3. This, by the way, is why we were told that PA code cannot accept Clivus Multrum’s system of treating greywater…where the greywater was sent, untreated, out of the house and into the ground to a greywater garden which would then do the job of filtration.
4. “Chapter 73- Standards for Onlot Sewage Treatment Facilities, Recycling Toilet, incinerating toilet or composting toilet, 73.65.” 31 Oct. 2020. www.pacodeandbulletin.gov/Display/pacode?file=/secure/pacode/data/025/chapter73/s73.65.html&d=reduce. Accessed on 1 February 2021.
5. The Bertschi School does have sensors installed in their walls to determine greywater levels. GSky Green Wall at Bertschi School – Seattle, WA | GSky Living Green Walls
6. The Bertschi School had their water go through a preliminary filter (Aqua2Use filtration units) before going to the wall.
7. Not sure if this would be considered “pressurized distribution” by code? The Bertschi School used a red-list compliant drip irrigation system for theirs. “Chapter 73- Standards for Onlot Sewage Treatment Facilities, Dosing and Distribution Requirements, 73.43.” www.pacodeandbulletin.gov/Display/pacode?file=/secure/pacode/data/025/chapter73/s73.43.html&d=reduce. Accessed on 1 February 2021.
8. “Chapter 73- Standards for Onlot Sewage Treatment Facilities, General Site Location and Absorption Area Requirements, 73.16.” 31 Oct. 2020. www.pacodeandbulletin.gov/Display/pacode?file=/secure/pacode/data/025/chapter73/s73.16.html&d=reduce. Accessed on 1 February 2021.
9. Greywater Action. “Irrigating Plants with Greywater.” https://greywateraction.org/greywater-choosing-plants-and-irrigating/#:~:text=Other%20plants%20Other%20perennials%20that%20thrive%20on%20greywater,choose%20pH%20neutral%20soaps%20or%20use%20acidic%20mulch. Accessed on 1 February 2021.
10. Vanorio, Ame. “Growing Blackberries: A Complete Guide on How to Plant, Grow, & Harvest Blackberries.” Morning Chores. https://morningchores.com/growing-blackberries/#:~:text=Problems%20and%20Solutions%20to%20Growing%20Blackberries.%201%20Crown,blackberries%20with%20bird%20netting.%205%20Anthracnose.%20More%20items.
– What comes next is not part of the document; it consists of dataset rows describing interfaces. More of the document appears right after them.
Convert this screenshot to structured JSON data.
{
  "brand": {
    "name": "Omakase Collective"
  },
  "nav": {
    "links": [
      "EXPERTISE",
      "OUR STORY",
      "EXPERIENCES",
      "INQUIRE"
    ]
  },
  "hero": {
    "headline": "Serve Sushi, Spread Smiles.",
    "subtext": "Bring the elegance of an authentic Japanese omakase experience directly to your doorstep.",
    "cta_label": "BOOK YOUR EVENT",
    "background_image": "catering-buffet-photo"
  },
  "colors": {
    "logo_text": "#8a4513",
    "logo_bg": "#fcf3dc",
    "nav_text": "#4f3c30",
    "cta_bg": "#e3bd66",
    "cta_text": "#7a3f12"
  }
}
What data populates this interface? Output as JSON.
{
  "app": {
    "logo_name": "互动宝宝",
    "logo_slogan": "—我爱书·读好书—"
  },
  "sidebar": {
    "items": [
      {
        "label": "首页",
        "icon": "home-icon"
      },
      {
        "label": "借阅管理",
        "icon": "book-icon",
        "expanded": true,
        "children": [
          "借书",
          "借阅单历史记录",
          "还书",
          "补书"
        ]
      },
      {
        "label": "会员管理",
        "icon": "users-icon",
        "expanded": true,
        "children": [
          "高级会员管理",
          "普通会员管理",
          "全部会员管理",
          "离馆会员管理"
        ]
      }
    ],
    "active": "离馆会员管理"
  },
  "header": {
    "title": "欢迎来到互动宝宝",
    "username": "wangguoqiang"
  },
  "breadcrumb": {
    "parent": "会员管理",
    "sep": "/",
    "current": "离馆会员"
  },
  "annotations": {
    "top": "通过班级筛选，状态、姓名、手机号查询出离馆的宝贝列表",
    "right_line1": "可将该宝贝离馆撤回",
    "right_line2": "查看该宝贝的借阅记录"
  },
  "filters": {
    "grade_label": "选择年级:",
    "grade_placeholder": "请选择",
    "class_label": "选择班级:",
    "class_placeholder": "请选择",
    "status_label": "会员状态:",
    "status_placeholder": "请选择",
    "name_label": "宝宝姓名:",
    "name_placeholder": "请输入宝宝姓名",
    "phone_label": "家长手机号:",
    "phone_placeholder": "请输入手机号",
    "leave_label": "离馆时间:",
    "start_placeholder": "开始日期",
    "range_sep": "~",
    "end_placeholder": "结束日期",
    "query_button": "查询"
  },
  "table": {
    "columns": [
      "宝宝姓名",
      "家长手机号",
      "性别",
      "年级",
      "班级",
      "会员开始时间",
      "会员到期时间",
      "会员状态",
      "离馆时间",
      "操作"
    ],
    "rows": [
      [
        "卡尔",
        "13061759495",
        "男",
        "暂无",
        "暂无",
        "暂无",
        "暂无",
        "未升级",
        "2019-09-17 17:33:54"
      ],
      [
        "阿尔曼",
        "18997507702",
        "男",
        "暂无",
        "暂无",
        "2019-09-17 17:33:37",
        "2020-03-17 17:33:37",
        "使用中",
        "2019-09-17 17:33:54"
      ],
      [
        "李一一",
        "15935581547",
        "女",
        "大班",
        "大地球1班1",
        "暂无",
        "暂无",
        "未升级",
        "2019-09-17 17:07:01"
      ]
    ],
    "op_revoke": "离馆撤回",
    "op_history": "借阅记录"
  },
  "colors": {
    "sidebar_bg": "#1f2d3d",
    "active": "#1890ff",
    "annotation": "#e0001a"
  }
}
Accessed on 1 February 2021.
© 2020 Sustaining Tree
© 2020 Sustaining Tree